The effectiveness of automatic statistical sampling methods and cost-sensitive analysis as well as the influence of the run-out area were demonstrated for the study site. These achievements also reveal the significance of landslide inventory in which the considered classes and completeness affect the quality and development of consequent tasks within the landslide risk assessment and management framework. More precisely, the run-out area and topological relationship may be considered independent categories in the landslide records when producing a landslide inventory. The primary limitation of this study is that the constructed models are only suited to the regional scale and may be difficult to apply to other sites. In other words, the outcomes are empirical rather than knowledge based. The landslide susceptibility determined in this study is the spatial likelihood of landslide occurrence instead of the probability. The reason for this is that general data-driven (include data mining) algorithms directly explore the relationship between the collected landslide factors and inventory, and the generalization of these outcomes is a general rule that should be further evaluated. However, the study cases demonstrated the feasibility of the proposed procedure, suggesting that the developed procedure can be used for other sites. The generated landslide susceptibility maps can also be used for land planning, disaster insurance, and rescue purposes.

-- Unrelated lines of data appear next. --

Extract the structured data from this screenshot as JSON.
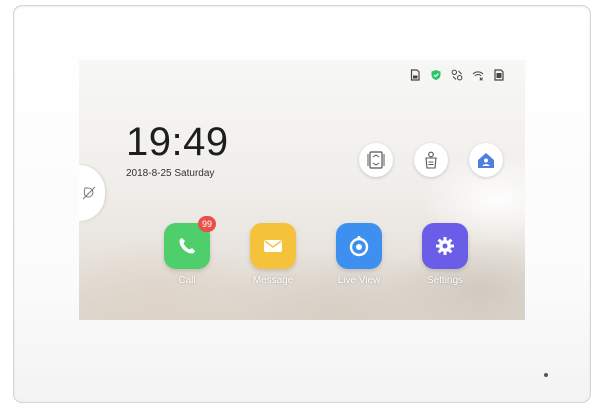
{
  "status_bar": {
    "icons": [
      "sd-card-icon",
      "shield-icon",
      "link-broken-icon",
      "wifi-off-icon",
      "sim-card-icon"
    ],
    "shield_color": "#2fc46b"
  },
  "home": {
    "time": "19:49",
    "date": "2018-8-25  Saturday"
  },
  "side_tab": {
    "icon": "no-disturb-icon"
  },
  "quick_actions": [
    {
      "name": "door-unlock-icon"
    },
    {
      "name": "elevator-call-icon"
    },
    {
      "name": "home-arm-icon",
      "color": "#4f7fe0"
    }
  ],
  "apps": [
    {
      "label": "Call",
      "icon": "phone-icon",
      "color": "#4fcf6c",
      "badge": "99"
    },
    {
      "label": "Message",
      "icon": "envelope-icon",
      "color": "#f5c23b"
    },
    {
      "label": "Live View",
      "icon": "camera-icon",
      "color": "#3d8ff0"
    },
    {
      "label": "Settings",
      "icon": "gear-icon",
      "color": "#6a5ee8"
    }
  ]
}
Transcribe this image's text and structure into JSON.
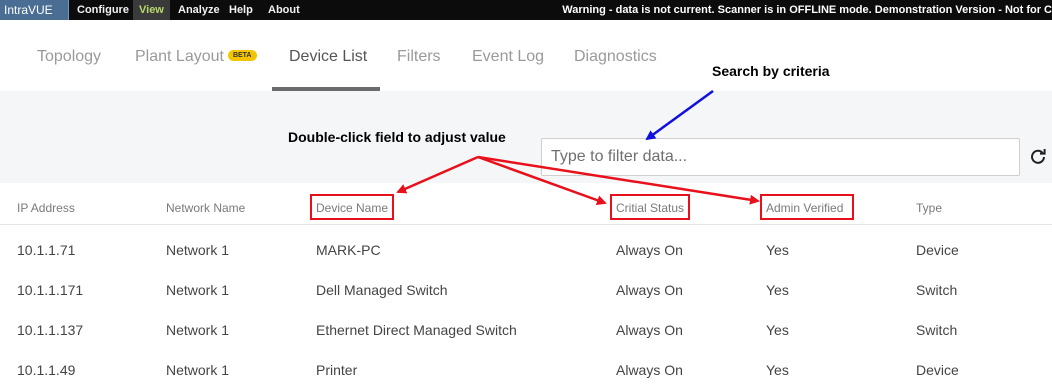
{
  "menubar": {
    "app_name": "IntraVUE",
    "items": [
      "Configure",
      "View",
      "Analyze",
      "Help",
      "About"
    ],
    "active_item": "View",
    "warning": "Warning - data is not current. Scanner is in OFFLINE mode. Demonstration Version - Not for C"
  },
  "tabs": {
    "items": [
      {
        "label": "Topology"
      },
      {
        "label": "Plant Layout",
        "badge": "BETA"
      },
      {
        "label": "Device List",
        "active": true
      },
      {
        "label": "Filters"
      },
      {
        "label": "Event Log"
      },
      {
        "label": "Diagnostics"
      }
    ]
  },
  "filter": {
    "placeholder": "Type to filter data...",
    "refresh_icon": "refresh-icon"
  },
  "table": {
    "columns": [
      "IP Address",
      "Network Name",
      "Device Name",
      "Critial Status",
      "Admin Verified",
      "Type"
    ],
    "rows": [
      [
        "10.1.1.71",
        "Network 1",
        "MARK-PC",
        "Always On",
        "Yes",
        "Device"
      ],
      [
        "10.1.1.171",
        "Network 1",
        "Dell Managed Switch",
        "Always On",
        "Yes",
        "Switch"
      ],
      [
        "10.1.1.137",
        "Network 1",
        "Ethernet Direct Managed Switch",
        "Always On",
        "Yes",
        "Switch"
      ],
      [
        "10.1.1.49",
        "Network 1",
        "Printer",
        "Always On",
        "Yes",
        "Device"
      ]
    ]
  },
  "annotations": {
    "search": "Search by criteria",
    "double_click": "Double-click field to adjust value",
    "highlight_color": "#e8101a",
    "search_arrow_color": "#1010e0"
  }
}
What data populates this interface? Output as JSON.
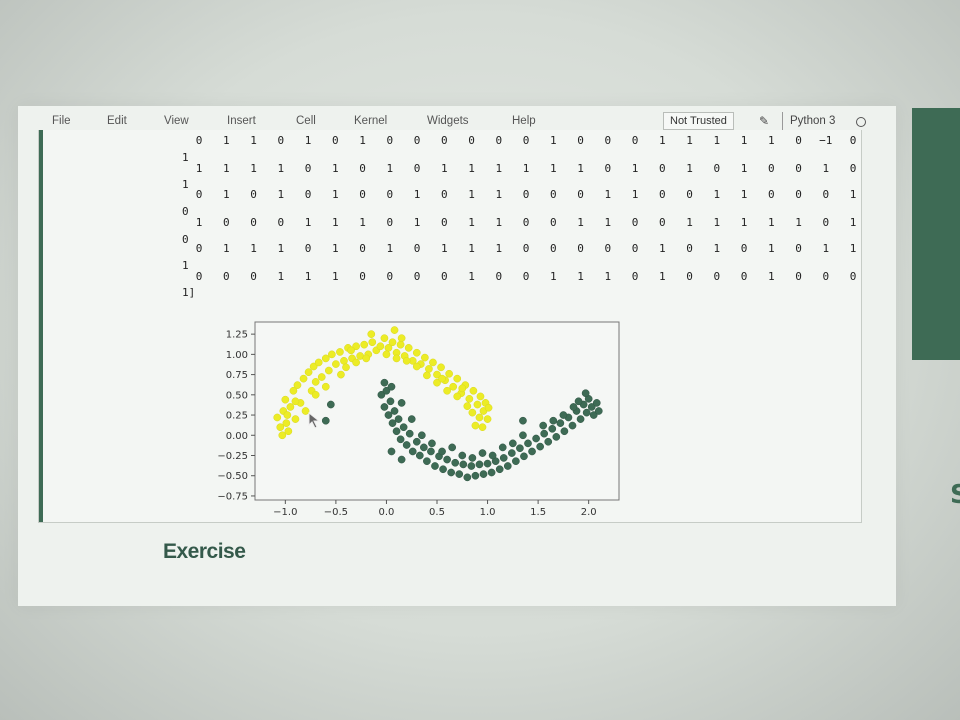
{
  "menu": {
    "items": [
      "File",
      "Edit",
      "View",
      "Insert",
      "Cell",
      "Kernel",
      "Widgets",
      "Help"
    ],
    "trust_label": "Not Trusted",
    "kernel_name": "Python 3"
  },
  "output": {
    "rows": [
      {
        "values": "0 1 1 0 1 0 1 0 0 0 0 0 0 1 0 0 0 1 1 1 1 1 0 −1 0",
        "lead": ""
      },
      {
        "values": "1 1 1 1 0 1 0 1 0 1 1 1 1 1 1 0 1 0 1 0 1 0 0 1 0",
        "lead": "1"
      },
      {
        "values": "0 1 0 1 0 1 0 0 1 0 1 1 0 0 0 1 1 0 0 1 1 0 0 0 1",
        "lead": "1"
      },
      {
        "values": "1 0 0 0 1 1 1 0 1 0 1 1 0 0 1 1 0 0 1 1 1 1 1 0 1",
        "lead": "0"
      },
      {
        "values": "0 1 1 1 0 1 0 1 0 1 1 1 0 0 0 0 0 1 0 1 0 1 0 1 1",
        "lead": "0"
      },
      {
        "values": "0 0 0 1 1 1 0 0 0 0 1 0 0 1 1 1 0 1 0 0 0 1 0 0 0",
        "lead": "1"
      }
    ],
    "closing": "1]"
  },
  "chart_data": {
    "type": "scatter",
    "title": "",
    "xlabel": "",
    "ylabel": "",
    "xlim": [
      -1.3,
      2.3
    ],
    "ylim": [
      -0.8,
      1.4
    ],
    "xticks": [
      "−1.0",
      "−0.5",
      "0.0",
      "0.5",
      "1.0",
      "1.5",
      "2.0"
    ],
    "xtick_values": [
      -1.0,
      -0.5,
      0.0,
      0.5,
      1.0,
      1.5,
      2.0
    ],
    "yticks": [
      "1.25",
      "1.00",
      "0.75",
      "0.50",
      "0.25",
      "0.00",
      "−0.25",
      "−0.50",
      "−0.75"
    ],
    "ytick_values": [
      1.25,
      1.0,
      0.75,
      0.5,
      0.25,
      0.0,
      -0.25,
      -0.5,
      -0.75
    ],
    "series": [
      {
        "color": "#ecec26",
        "points": [
          [
            -1.08,
            0.22
          ],
          [
            -1.05,
            0.1
          ],
          [
            -1.02,
            0.3
          ],
          [
            -1.0,
            0.44
          ],
          [
            -0.97,
            0.05
          ],
          [
            -0.95,
            0.35
          ],
          [
            -0.92,
            0.55
          ],
          [
            -0.9,
            0.2
          ],
          [
            -0.88,
            0.62
          ],
          [
            -0.85,
            0.4
          ],
          [
            -0.82,
            0.7
          ],
          [
            -0.8,
            0.3
          ],
          [
            -0.77,
            0.78
          ],
          [
            -0.74,
            0.55
          ],
          [
            -0.72,
            0.85
          ],
          [
            -0.7,
            0.66
          ],
          [
            -0.67,
            0.9
          ],
          [
            -0.64,
            0.72
          ],
          [
            -0.6,
            0.95
          ],
          [
            -0.57,
            0.8
          ],
          [
            -0.54,
            1.0
          ],
          [
            -0.5,
            0.88
          ],
          [
            -0.46,
            1.03
          ],
          [
            -0.42,
            0.92
          ],
          [
            -0.38,
            1.08
          ],
          [
            -0.34,
            0.95
          ],
          [
            -0.3,
            1.1
          ],
          [
            -0.26,
            0.98
          ],
          [
            -0.22,
            1.12
          ],
          [
            -0.18,
            1.0
          ],
          [
            -0.14,
            1.15
          ],
          [
            -0.1,
            1.05
          ],
          [
            -0.06,
            1.1
          ],
          [
            -0.02,
            1.2
          ],
          [
            0.02,
            1.08
          ],
          [
            0.06,
            1.15
          ],
          [
            0.1,
            1.02
          ],
          [
            0.14,
            1.12
          ],
          [
            0.18,
            0.98
          ],
          [
            0.22,
            1.08
          ],
          [
            0.26,
            0.92
          ],
          [
            0.3,
            1.02
          ],
          [
            0.34,
            0.88
          ],
          [
            0.38,
            0.96
          ],
          [
            0.42,
            0.82
          ],
          [
            0.46,
            0.9
          ],
          [
            0.5,
            0.75
          ],
          [
            0.54,
            0.84
          ],
          [
            0.58,
            0.68
          ],
          [
            0.62,
            0.76
          ],
          [
            0.66,
            0.6
          ],
          [
            0.7,
            0.7
          ],
          [
            0.74,
            0.52
          ],
          [
            0.78,
            0.62
          ],
          [
            0.82,
            0.45
          ],
          [
            0.86,
            0.55
          ],
          [
            0.9,
            0.38
          ],
          [
            0.93,
            0.48
          ],
          [
            0.96,
            0.3
          ],
          [
            0.98,
            0.4
          ],
          [
            1.0,
            0.2
          ],
          [
            1.01,
            0.34
          ],
          [
            0.92,
            0.22
          ],
          [
            0.88,
            0.12
          ],
          [
            0.95,
            0.1
          ],
          [
            0.85,
            0.28
          ],
          [
            -0.6,
            0.6
          ],
          [
            -0.4,
            0.84
          ],
          [
            -0.2,
            0.95
          ],
          [
            0.0,
            1.0
          ],
          [
            0.2,
            0.92
          ],
          [
            0.4,
            0.74
          ],
          [
            0.6,
            0.55
          ],
          [
            0.8,
            0.36
          ],
          [
            -0.7,
            0.5
          ],
          [
            -0.3,
            0.9
          ],
          [
            0.1,
            0.95
          ],
          [
            0.3,
            0.85
          ],
          [
            0.5,
            0.65
          ],
          [
            0.7,
            0.48
          ],
          [
            -0.9,
            0.42
          ],
          [
            -0.98,
            0.25
          ],
          [
            -1.03,
            0.0
          ],
          [
            -0.99,
            0.15
          ],
          [
            -0.45,
            0.75
          ],
          [
            0.55,
            0.7
          ],
          [
            0.75,
            0.58
          ],
          [
            -0.15,
            1.25
          ],
          [
            0.08,
            1.3
          ],
          [
            -0.35,
            1.05
          ],
          [
            0.15,
            1.2
          ]
        ]
      },
      {
        "color": "#3e6b55",
        "points": [
          [
            -0.05,
            0.5
          ],
          [
            -0.02,
            0.35
          ],
          [
            0.0,
            0.55
          ],
          [
            0.02,
            0.25
          ],
          [
            0.04,
            0.42
          ],
          [
            0.06,
            0.15
          ],
          [
            0.08,
            0.3
          ],
          [
            0.1,
            0.05
          ],
          [
            0.12,
            0.2
          ],
          [
            0.14,
            -0.05
          ],
          [
            0.17,
            0.1
          ],
          [
            0.2,
            -0.12
          ],
          [
            0.23,
            0.02
          ],
          [
            0.26,
            -0.2
          ],
          [
            0.3,
            -0.08
          ],
          [
            0.33,
            -0.25
          ],
          [
            0.37,
            -0.15
          ],
          [
            0.4,
            -0.32
          ],
          [
            0.44,
            -0.2
          ],
          [
            0.48,
            -0.38
          ],
          [
            0.52,
            -0.26
          ],
          [
            0.56,
            -0.42
          ],
          [
            0.6,
            -0.3
          ],
          [
            0.64,
            -0.46
          ],
          [
            0.68,
            -0.34
          ],
          [
            0.72,
            -0.48
          ],
          [
            0.76,
            -0.36
          ],
          [
            0.8,
            -0.52
          ],
          [
            0.84,
            -0.38
          ],
          [
            0.88,
            -0.5
          ],
          [
            0.92,
            -0.36
          ],
          [
            0.96,
            -0.48
          ],
          [
            1.0,
            -0.35
          ],
          [
            1.04,
            -0.46
          ],
          [
            1.08,
            -0.32
          ],
          [
            1.12,
            -0.42
          ],
          [
            1.16,
            -0.28
          ],
          [
            1.2,
            -0.38
          ],
          [
            1.24,
            -0.22
          ],
          [
            1.28,
            -0.32
          ],
          [
            1.32,
            -0.16
          ],
          [
            1.36,
            -0.26
          ],
          [
            1.4,
            -0.1
          ],
          [
            1.44,
            -0.2
          ],
          [
            1.48,
            -0.04
          ],
          [
            1.52,
            -0.14
          ],
          [
            1.56,
            0.02
          ],
          [
            1.6,
            -0.08
          ],
          [
            1.64,
            0.08
          ],
          [
            1.68,
            -0.02
          ],
          [
            1.72,
            0.15
          ],
          [
            1.76,
            0.05
          ],
          [
            1.8,
            0.22
          ],
          [
            1.84,
            0.12
          ],
          [
            1.88,
            0.3
          ],
          [
            1.92,
            0.2
          ],
          [
            1.95,
            0.38
          ],
          [
            1.98,
            0.28
          ],
          [
            2.0,
            0.45
          ],
          [
            2.03,
            0.35
          ],
          [
            2.05,
            0.25
          ],
          [
            2.08,
            0.4
          ],
          [
            2.1,
            0.3
          ],
          [
            1.97,
            0.52
          ],
          [
            1.9,
            0.42
          ],
          [
            -0.02,
            0.65
          ],
          [
            0.05,
            0.6
          ],
          [
            0.15,
            0.4
          ],
          [
            0.25,
            0.2
          ],
          [
            0.35,
            0.0
          ],
          [
            0.45,
            -0.1
          ],
          [
            0.55,
            -0.2
          ],
          [
            0.65,
            -0.15
          ],
          [
            0.75,
            -0.25
          ],
          [
            0.85,
            -0.28
          ],
          [
            0.95,
            -0.22
          ],
          [
            1.05,
            -0.25
          ],
          [
            1.15,
            -0.15
          ],
          [
            1.25,
            -0.1
          ],
          [
            1.35,
            0.0
          ],
          [
            1.55,
            0.12
          ],
          [
            1.75,
            0.25
          ],
          [
            1.85,
            0.35
          ],
          [
            1.65,
            0.18
          ],
          [
            -0.55,
            0.38
          ],
          [
            -0.6,
            0.18
          ],
          [
            1.35,
            0.18
          ],
          [
            0.05,
            -0.2
          ],
          [
            0.15,
            -0.3
          ]
        ]
      }
    ]
  },
  "exercise": {
    "title": "Exercise"
  }
}
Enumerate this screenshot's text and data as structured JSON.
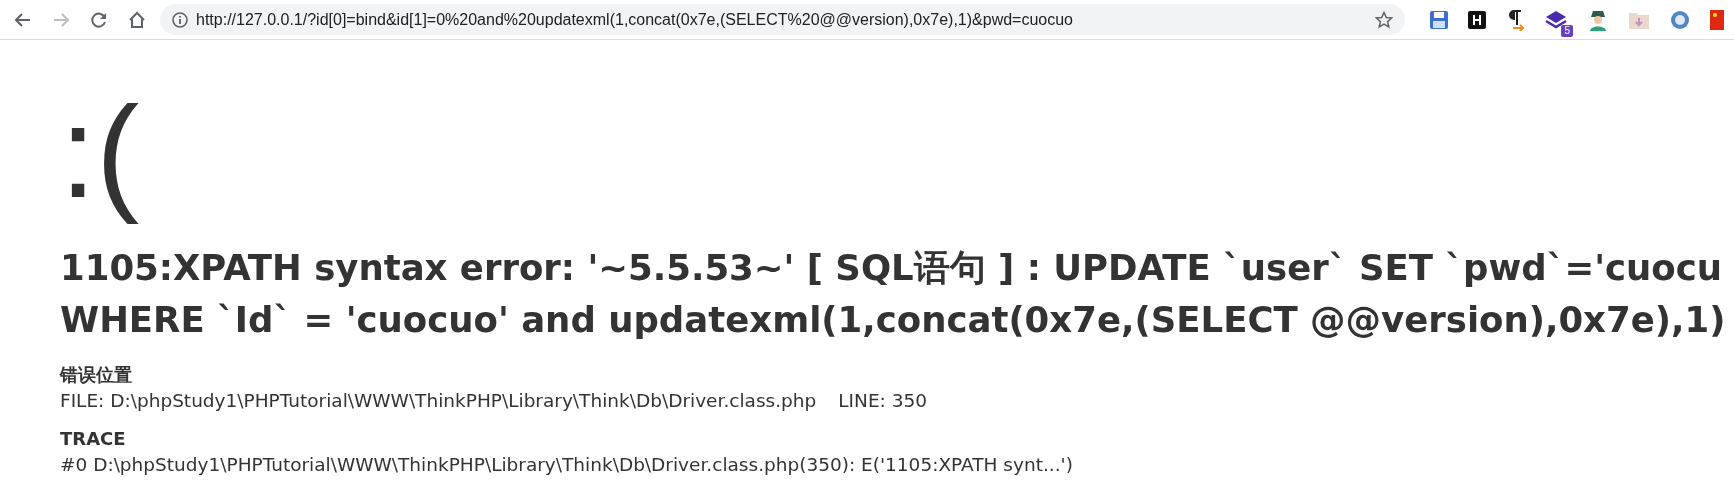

Previous works have focused on the modeling of landslide and non-landslide labels with ratios of 1:1 to 1:10 [100
]. However, the effect of number of run-out samples in the landslide susceptibility modeling process has not been discussed. Regarding the class ratio of classes, this study utilized all the landslide source and run-out samples extracted from the landslide inventory. The amount of non-landslide samples was set to be equal to the sum of the landslide source and run-out classes. Perhaps the impact of the number of samples and labels can be examined further in future.
Landslide inventory is a critical factor in the landslide risk assessment and management framework, and its labels (i.e., landslide source, run-out, and non-landslide), completeness, and topological relationships will increase the value to subsequent tasks. It may be of interest for future research to apply object-oriented classification [62
] to preserve the completeness and topological relationships of landslide-affected regions and to develop a semi-automatic or automatic approach to further extract run-out areas from these regions and generate the complete landslide inventory. After that, the run-out patterns derived from the landslide susceptibility models may be adequate for further evaluating related parameters such as run-out distance and damage corridor width, as described in Dai et al. [10
]. Finally, future research may also examine the effect of the quality, number of classes (labels), and sample ratios of landslide susceptibility models on the consequent tasks within the landslide risk assessment and management framework.